In fact, having third party insurance is a must before you hit the road and start driving your vehicle. If you don’t have third party insurance, you are not supposed to drive your car on the road, as per the Motor Vehicles Act, 1988. If you get caught driving a car without a third-party insurance policy by the traffic police, be ready to get a challan after a nice pow-pow with the traffic inspector.

And who is this Third Party? Actually, the third party can be anyone (a person or other vehicle) who becomes the victim of an accident or injury caused by you while driving your vehicle. If you have the Third Party insurance, any liability arising on you (the insured) by the third party is paid by the insurance company.

August 26th, 2020

Do you know why you should opt for Zero-Dep cover while buying car insurance policy

If you have ever made a claim against your car insurance policy, the service centre might have asked you to pay a part of the bill out of your own pocket, if ‘Zero-Dep’ cover was not there. This is because standard car insurance policies do not pay for a few types of car body parts and also factor-in depreciation before settlement of claims.
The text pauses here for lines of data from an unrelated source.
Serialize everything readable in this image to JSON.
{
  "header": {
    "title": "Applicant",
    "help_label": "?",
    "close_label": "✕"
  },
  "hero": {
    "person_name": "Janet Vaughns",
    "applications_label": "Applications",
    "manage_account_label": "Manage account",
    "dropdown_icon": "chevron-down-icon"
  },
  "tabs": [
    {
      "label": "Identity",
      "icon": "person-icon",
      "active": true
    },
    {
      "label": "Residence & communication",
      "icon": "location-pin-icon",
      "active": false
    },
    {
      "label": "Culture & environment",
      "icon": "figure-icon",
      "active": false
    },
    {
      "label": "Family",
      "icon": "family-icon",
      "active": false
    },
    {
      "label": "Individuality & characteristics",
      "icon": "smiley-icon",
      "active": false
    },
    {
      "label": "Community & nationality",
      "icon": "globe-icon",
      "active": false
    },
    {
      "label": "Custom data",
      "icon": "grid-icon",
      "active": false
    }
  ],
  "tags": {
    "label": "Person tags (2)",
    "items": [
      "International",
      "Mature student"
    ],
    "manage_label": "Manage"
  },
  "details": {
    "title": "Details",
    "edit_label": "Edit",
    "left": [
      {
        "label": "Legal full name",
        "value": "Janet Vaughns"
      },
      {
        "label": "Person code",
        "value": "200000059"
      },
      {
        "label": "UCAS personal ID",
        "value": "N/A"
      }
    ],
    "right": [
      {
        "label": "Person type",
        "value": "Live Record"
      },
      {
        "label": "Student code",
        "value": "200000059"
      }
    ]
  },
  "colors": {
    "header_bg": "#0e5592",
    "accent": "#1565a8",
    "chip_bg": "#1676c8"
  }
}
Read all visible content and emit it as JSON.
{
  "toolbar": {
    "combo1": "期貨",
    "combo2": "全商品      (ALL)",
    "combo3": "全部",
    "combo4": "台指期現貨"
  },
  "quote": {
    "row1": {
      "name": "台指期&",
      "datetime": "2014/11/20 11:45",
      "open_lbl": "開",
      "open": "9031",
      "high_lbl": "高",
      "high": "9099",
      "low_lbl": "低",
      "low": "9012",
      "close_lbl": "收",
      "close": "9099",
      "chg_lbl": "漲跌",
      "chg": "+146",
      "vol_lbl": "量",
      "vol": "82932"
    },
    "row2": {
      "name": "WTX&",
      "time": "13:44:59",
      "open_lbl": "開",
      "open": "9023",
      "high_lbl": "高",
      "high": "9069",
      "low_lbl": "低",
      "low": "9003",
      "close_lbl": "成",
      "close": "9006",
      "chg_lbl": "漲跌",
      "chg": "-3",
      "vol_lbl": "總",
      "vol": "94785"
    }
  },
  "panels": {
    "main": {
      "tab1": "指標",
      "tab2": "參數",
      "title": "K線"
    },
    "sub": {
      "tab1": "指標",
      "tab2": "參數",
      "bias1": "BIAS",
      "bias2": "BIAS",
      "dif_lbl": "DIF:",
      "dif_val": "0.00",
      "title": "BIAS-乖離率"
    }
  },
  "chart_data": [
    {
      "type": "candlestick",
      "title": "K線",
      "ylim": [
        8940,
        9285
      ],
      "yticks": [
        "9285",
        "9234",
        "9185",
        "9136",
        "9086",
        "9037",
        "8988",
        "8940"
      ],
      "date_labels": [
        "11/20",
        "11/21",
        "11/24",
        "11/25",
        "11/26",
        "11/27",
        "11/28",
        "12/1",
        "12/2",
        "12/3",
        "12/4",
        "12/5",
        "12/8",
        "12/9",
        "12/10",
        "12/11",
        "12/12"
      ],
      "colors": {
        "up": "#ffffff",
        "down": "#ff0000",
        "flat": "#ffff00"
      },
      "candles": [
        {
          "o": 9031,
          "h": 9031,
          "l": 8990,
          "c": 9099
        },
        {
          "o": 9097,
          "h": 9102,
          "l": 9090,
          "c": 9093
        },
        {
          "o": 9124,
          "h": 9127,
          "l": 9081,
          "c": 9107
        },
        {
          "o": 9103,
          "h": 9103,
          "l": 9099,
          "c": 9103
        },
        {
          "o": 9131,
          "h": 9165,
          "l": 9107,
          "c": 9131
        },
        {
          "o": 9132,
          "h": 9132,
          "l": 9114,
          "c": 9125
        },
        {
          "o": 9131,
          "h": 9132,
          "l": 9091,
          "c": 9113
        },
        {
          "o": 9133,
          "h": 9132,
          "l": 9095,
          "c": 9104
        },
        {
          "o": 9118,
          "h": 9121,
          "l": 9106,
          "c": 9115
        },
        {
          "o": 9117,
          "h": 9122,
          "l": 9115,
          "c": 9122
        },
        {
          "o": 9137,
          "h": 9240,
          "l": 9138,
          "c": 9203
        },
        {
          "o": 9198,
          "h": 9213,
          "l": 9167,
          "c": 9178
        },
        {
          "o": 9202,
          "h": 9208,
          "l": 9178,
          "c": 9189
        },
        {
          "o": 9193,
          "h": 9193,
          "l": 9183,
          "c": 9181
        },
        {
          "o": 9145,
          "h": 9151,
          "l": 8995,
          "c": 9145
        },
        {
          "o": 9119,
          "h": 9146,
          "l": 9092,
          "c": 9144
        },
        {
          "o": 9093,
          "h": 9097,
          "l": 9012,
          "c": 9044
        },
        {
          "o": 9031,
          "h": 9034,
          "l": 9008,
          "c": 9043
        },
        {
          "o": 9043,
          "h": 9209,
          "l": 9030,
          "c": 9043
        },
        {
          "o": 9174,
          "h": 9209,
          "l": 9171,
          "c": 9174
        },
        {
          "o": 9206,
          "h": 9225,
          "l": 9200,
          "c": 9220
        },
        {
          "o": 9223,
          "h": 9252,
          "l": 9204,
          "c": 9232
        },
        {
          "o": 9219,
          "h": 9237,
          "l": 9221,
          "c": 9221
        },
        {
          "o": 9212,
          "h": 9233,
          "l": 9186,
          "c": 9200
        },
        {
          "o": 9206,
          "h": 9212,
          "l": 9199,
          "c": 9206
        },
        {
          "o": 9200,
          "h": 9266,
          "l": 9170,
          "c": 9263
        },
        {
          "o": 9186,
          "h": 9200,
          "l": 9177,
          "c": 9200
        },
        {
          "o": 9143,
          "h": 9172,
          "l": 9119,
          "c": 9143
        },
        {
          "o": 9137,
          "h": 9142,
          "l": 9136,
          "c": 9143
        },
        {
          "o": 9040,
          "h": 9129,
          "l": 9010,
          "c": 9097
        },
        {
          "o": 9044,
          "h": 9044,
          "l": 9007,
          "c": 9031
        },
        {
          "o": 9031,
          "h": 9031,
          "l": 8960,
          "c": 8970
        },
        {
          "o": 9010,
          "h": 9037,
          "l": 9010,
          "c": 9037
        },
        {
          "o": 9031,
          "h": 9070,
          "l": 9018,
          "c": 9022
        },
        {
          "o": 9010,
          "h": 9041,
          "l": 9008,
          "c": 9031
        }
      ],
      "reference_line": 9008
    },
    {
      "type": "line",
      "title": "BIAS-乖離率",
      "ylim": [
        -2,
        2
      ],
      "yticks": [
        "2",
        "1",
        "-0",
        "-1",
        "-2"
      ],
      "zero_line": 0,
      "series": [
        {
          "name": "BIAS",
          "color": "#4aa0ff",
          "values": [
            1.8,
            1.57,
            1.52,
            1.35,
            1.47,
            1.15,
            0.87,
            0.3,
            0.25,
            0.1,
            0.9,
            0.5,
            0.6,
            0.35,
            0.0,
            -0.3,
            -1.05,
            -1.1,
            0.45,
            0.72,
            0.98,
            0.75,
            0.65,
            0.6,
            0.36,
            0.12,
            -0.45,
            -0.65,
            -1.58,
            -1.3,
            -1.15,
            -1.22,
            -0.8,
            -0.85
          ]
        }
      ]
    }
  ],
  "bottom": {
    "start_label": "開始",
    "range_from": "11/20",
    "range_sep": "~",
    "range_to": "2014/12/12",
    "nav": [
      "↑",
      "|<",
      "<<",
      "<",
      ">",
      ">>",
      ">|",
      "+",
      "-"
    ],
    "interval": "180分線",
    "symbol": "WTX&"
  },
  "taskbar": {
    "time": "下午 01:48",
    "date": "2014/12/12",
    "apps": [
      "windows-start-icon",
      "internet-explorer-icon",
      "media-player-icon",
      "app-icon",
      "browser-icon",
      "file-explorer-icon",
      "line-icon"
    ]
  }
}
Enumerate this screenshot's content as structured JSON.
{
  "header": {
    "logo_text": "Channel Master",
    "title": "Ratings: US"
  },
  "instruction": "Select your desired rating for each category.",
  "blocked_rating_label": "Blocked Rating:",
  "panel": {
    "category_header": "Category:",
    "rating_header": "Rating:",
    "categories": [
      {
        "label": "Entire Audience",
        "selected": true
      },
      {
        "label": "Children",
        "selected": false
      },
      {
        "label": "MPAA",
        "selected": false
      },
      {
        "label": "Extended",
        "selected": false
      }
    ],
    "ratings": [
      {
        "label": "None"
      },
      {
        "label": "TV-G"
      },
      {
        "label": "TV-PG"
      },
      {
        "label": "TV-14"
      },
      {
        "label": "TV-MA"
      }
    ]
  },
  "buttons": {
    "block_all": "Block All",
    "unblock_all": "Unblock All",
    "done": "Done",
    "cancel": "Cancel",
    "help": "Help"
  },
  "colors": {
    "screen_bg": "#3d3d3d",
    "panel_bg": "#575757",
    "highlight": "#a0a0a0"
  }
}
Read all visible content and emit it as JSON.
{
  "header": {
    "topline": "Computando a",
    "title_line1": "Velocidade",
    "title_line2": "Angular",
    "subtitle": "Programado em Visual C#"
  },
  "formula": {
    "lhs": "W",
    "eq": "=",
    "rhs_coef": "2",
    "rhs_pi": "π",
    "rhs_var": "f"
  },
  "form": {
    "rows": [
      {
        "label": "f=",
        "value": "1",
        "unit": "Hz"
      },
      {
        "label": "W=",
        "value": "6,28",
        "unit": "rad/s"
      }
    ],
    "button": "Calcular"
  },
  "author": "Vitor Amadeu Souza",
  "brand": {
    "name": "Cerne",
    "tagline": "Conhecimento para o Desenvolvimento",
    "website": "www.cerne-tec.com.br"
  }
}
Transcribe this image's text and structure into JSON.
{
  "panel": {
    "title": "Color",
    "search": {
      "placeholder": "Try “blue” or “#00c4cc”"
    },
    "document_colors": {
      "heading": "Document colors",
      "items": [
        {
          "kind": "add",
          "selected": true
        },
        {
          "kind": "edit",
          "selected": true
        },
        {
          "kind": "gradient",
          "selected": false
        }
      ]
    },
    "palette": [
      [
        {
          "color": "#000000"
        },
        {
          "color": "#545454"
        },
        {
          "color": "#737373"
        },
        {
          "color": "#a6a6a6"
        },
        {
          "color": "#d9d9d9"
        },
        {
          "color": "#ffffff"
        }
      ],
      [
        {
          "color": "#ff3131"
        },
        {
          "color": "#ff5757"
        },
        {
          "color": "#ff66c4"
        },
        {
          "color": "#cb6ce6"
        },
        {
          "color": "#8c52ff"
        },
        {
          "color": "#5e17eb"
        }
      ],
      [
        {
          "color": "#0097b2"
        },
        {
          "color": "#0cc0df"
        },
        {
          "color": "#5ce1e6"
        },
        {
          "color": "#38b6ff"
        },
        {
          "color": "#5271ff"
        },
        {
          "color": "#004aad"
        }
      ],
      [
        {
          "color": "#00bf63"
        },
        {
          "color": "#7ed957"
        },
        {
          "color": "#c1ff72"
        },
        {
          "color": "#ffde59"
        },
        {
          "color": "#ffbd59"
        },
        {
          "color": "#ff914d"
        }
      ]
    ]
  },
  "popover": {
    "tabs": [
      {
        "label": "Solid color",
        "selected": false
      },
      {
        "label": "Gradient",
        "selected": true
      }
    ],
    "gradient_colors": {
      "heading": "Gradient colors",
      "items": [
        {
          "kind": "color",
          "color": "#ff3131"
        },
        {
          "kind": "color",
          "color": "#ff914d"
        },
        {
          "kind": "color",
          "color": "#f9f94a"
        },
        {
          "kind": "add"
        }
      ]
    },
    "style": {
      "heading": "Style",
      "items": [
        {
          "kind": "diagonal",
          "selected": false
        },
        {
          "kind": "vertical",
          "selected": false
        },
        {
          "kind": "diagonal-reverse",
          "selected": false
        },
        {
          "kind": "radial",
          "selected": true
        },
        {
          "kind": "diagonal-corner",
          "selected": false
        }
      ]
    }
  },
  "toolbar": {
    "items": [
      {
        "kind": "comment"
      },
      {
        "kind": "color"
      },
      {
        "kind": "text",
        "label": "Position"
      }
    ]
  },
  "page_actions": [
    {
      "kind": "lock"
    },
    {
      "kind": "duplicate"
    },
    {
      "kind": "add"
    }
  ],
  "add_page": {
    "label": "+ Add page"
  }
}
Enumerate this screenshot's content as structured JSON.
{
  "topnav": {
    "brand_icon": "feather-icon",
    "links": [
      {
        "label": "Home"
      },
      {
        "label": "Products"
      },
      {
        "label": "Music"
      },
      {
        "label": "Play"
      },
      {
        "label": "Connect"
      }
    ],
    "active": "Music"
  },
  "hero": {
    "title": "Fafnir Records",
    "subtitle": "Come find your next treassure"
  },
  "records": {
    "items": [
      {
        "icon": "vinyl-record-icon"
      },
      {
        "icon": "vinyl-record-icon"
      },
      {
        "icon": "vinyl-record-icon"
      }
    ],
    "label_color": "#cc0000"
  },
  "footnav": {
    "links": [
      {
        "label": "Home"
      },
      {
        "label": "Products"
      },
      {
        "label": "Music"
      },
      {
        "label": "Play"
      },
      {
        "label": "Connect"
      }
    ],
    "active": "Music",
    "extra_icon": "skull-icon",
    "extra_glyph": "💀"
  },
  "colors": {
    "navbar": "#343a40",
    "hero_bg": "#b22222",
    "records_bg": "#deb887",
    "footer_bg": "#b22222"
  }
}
Zero-Dep (ie Zero depreciation) policy with Zero-Dep cover is also called as Bumper to Bumper car insurance policy. As the name suggests, under the car insurance policy with Zero-Dep cover, if you make a claim for repair of car, no depreciation is deducted from the value of the body parts of your car. That means, the insurance company will pay the entire cost for repair or replacement of all the parts, including those made of fibre, rubber and metal parts. Typically, in case of normal car insurance policy, the insurer does not pay for replacement of body parts made-up of fiber or plastics. So, when you buy a new car or renew your existing car insurance policy, look-out for Zero-Dep cover if it seems cost-effective.

You can insure the biggest asset you possess— your house—by paying a small premium

Frequent earthquakes in and around the national capital region has made many people worried about the extent of loss of lives and damage to house property a high intensity earthquake can do. As per reports, this has resulted in a large increase in inquiries for home insurance policies over the past few months.

A home insurance policy is among the most affordable insurance policies one can buy. Typically, it costs just a few thousands to insure a house valuing lakhs and crores of rupees. There are two types of house insurance policies – one that covers the cost of reconstructing the house and another where the insurer pays based on the agreed value. There are other riders that you can add to enhance your cover based on what you visualise and need.

There are other things also to consider before buying a home insurance policy. Your trusted financial advisor will be able to fill you in on this.

Consider Fixed Deposits (FDs) offered by corporate to get better returns

To most of our retired investors, we suggest them to invest a major portion of their portfolio in low risk and fixed return instruments. But, falling interest rates on bank and post office fixed deposits (FDs) has become a big concern for many. Most of the large, established banks are now offering just about 5.5% – 6% interest rate per annum on FDs, which is considered very low. After taking into account inflation and tax on the interest, the investor gets negative inflation-adjusted returns.

Corporate fixed deposits (FDs) can be an alternative for such investors, as they can provide assured returns, which are generally 1% to 3% higher than the interest rates being offered by banks for similar periods.

While corporate FDs offer higher return, they could also carry some risks and, therefore, one needs to tread with caution while putting one’s hard-earned money into such schemes. The company need to be very carefully selected and the period of investment also has to be carefully chosen.

August 19th, 2020